Contributor: Andrew Russell
Emotional Intelligence (EI) or Emotional Quotient (EQ) is considered to be the compliment to traditional IQ (Intelligence Quotient). EI has been offered as the missing link which explains why people with average IQ outperformed those with the highest IQ 70% of the time.
From two decades of research, we know the highest 90% of top performers have high emotional intelligence.
Psychology Today defines emotional intelligence (EI) as:
- The ability to accurately identify your own emotions, as well as those of others.
- The ability to utilize emotions and apply them to tasks, like thinking and problem-solving.
- The ability to manage emotions, including controlling your own, as well as the ability to cheer up or calm down another person.
When the concept was first defined in the 1990's, Yale psychologists John D. Mayer and Peter Salovey presented the concept of EI to the academic world by stating:
Employees with a high level of EI have self-awareness that helps them understand co-workers and meet deadlines.
When people have high EI, they are not bothered by client criticism; they remain focused on outcomes, rather than feeling
If two job candidates have similar IQs, the one with the higher EI will likely be a better fit for the company.
Here is a paraphrased summary of the High EQ traits from the book, "Emotional Intelligence 2.0" by Dr. Travis Bradberry and Jean Greaves:
- You understand and can communicate how you feel.
- You are curious about people.
- You know your own strengths and weaknesses.
- You’re a good judge of character.
- You are difficult to offend.
- You know how to say no and set limits
- You do not fixate on mistakes.
- You give without expectation of return.
- You do not hold grudges.
- You neutralize toxic people without anger.
- You do not seek perfection.
- You appreciate what you have.
- You disconnect when necessary.
- You limit your caffeine intake.
- You get enough sleep.
- You do not indulge in negative thoughts (self-talk)
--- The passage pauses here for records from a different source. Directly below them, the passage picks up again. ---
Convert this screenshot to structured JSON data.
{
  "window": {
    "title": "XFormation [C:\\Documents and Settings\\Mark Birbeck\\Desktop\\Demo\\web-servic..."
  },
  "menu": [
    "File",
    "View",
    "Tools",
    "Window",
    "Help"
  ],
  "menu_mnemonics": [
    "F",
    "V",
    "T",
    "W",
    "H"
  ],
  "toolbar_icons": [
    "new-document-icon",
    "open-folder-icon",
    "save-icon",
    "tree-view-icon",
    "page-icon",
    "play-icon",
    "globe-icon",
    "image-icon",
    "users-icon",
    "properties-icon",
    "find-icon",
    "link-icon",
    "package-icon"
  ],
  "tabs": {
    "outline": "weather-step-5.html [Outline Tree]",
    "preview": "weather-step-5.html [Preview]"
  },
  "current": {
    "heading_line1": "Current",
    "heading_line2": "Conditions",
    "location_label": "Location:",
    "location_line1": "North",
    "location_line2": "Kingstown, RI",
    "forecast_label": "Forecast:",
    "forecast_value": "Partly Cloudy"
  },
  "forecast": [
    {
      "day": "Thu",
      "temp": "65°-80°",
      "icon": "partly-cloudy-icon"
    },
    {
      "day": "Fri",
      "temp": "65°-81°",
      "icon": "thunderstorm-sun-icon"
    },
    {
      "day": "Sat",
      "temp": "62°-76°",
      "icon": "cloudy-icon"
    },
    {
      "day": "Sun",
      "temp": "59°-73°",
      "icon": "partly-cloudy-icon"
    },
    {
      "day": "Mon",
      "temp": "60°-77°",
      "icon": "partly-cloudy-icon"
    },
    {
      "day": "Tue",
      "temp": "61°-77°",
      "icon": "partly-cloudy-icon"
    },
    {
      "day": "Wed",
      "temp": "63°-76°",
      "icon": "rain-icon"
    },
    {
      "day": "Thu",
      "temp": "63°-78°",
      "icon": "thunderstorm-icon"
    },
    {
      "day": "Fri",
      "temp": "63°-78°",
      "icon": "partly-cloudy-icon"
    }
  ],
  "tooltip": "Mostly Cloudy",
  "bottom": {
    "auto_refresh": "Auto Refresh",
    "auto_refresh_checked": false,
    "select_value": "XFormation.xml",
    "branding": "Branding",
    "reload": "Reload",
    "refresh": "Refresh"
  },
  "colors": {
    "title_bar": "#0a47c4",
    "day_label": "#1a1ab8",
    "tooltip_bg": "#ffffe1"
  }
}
- You will not let anyone limit your joy.
Learning to be steady and make controlled reactions is a skill. It may be one of the most valuable skills of all!
Emotional Intelligence is probably one of the best developmental predictors of success, and you can train yourself and adapt your natural responses/reactions over time.
Interested in giving TrainingFlow™ a whirl? Drop us a line at email@example.com. We can answer your questions and give you the help you need to succeed.
|TrainingBytes® Increasing Emotional Intelligence||Professionalism|
|TrainingBriefs® Leveraging the Power of Emotional Intelligence||Collaboration|